Try to eliminate barriers to participation for these partners. Work with them continuously throughout the initiative by providing necessary guidance and support such as training, meeting accommodations, technology assistance, and one-on-one check-ins. 

4. Listen to family partners and implement their feedback  

Family partners can provide valuable feedback at every stage of a QI project or initiative. Listen to their insight and implement feedback received to not only shape the direction of the project but also modify it if needed. Create comfortable opportunities throughout meetings for family partners to share perspectives and ask questions. When patient/family partners feel that their insight is useful and their feedback is reflected throughout the course of a project, they’re likely to remain engaged and turnover is reduced.  

To learn more about the importance of involving and engaging family partners in your work, listen to EPISODE 4 of Before Birth & Beyond, featuring Linda Starnes, Statewide Family Leader with the FL Title V Children and Youth with Special Healthcare Needs Program, and Antoshia Reed, FL CMS LAN Family Partner, who share their experiences navigating the health care system as caregivers of children with special health needs.  

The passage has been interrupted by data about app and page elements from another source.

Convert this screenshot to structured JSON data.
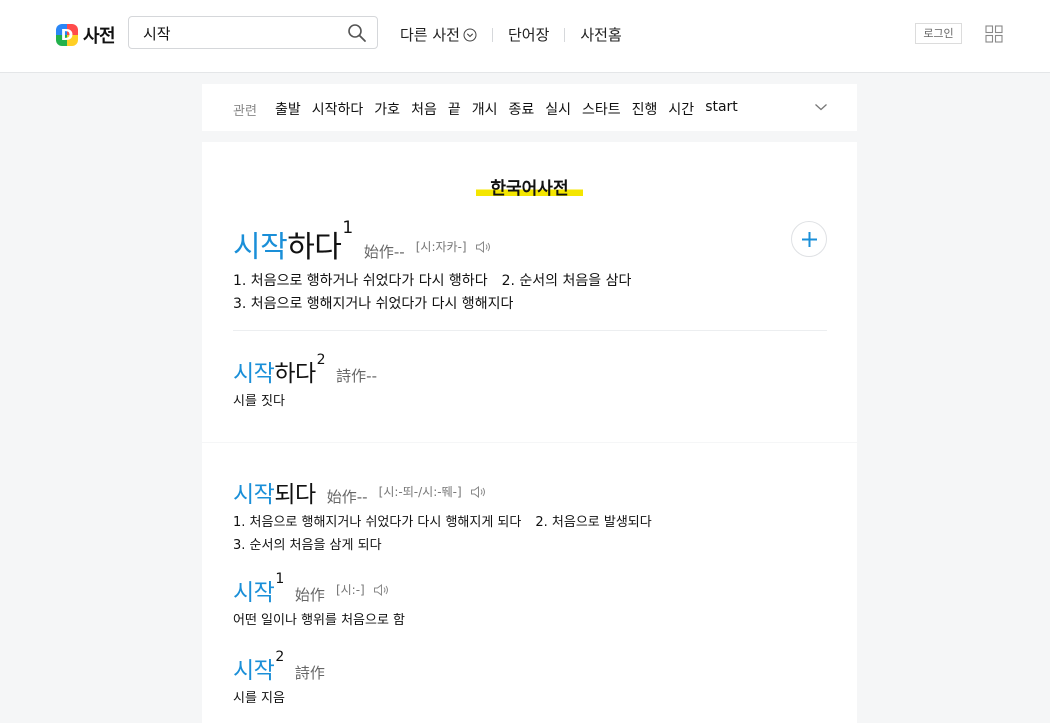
{
  "header": {
    "logo_text": "사전",
    "search_value": "시작",
    "nav": [
      "다른 사전",
      "단어장",
      "사전홈"
    ],
    "login_label": "로그인"
  },
  "related": {
    "label": "관련",
    "items": [
      "출발",
      "시작하다",
      "가호",
      "처음",
      "끝",
      "개시",
      "종료",
      "실시",
      "스타트",
      "진행",
      "시간",
      "start"
    ]
  },
  "section": {
    "title": "한국어사전"
  },
  "entries": [
    {
      "word_hl": "시작",
      "word_rest": "하다",
      "sup": "1",
      "hanja": "始作--",
      "pron": "[시:자카-]",
      "defs": [
        "1. 처음으로 행하거나 쉬었다가 다시 행하다",
        "2. 순서의 처음을 삼다",
        "3. 처음으로 행해지거나 쉬었다가 다시 행해지다"
      ]
    },
    {
      "word_hl": "시작",
      "word_rest": "하다",
      "sup": "2",
      "hanja": "詩作--",
      "defs": [
        "시를 짓다"
      ]
    },
    {
      "word_hl": "시작",
      "word_rest": "되다",
      "hanja": "始作--",
      "pron": "[시:-뙤-/시:-뛔-]",
      "defs": [
        "1.  처음으로 행해지거나 쉬었다가 다시 행해지게 되다",
        "2.  처음으로 발생되다",
        "3.  순서의 처음을 삼게 되다"
      ]
    },
    {
      "word_hl": "시작",
      "sup": "1",
      "hanja": "始作",
      "pron": "[시:-]",
      "defs": [
        "어떤 일이나 행위를 처음으로 함"
      ]
    },
    {
      "word_hl": "시작",
      "sup": "2",
      "hanja": "詩作",
      "defs": [
        "시를 지음"
      ]
    }
  ],
  "colors": {
    "accent": "#1a8fd8",
    "highlight": "#f4e600"
  },
  "icons": [
    "search-icon",
    "chevron-circle-icon",
    "apps-grid-icon",
    "chevron-down-icon",
    "plus-icon",
    "speaker-icon"
  ]
}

The roadmap guide was developed by Linda Hampton Starnes, Statewide Family Leader, Title V Children and Youth with Special Health Care Needs Program, Office of Children’s Medical Services (CMS), Florida Department of Health, in collaboration with CMS’s Learning and Action Network (LAN) partner, the National Institute for Children’s Health Quality (NICHQ). Lead Editor was Eliza Williamson, Senior Project Manager, NICHQ, with supplemental editing by: Sandra Widland, NICHQ and CMS LAN Project Director; Joni Hollis, Bureau Chief, Office of CMS; Kelli Stannard, Nursing Consultant, Office of CMS; and Angela Miney, Family Partner, University of Florida Health Pediatric Pulmonology Center. 

Special thanks to the Florida Department of Health, which funded the CMS LAN (contract number CMCAA).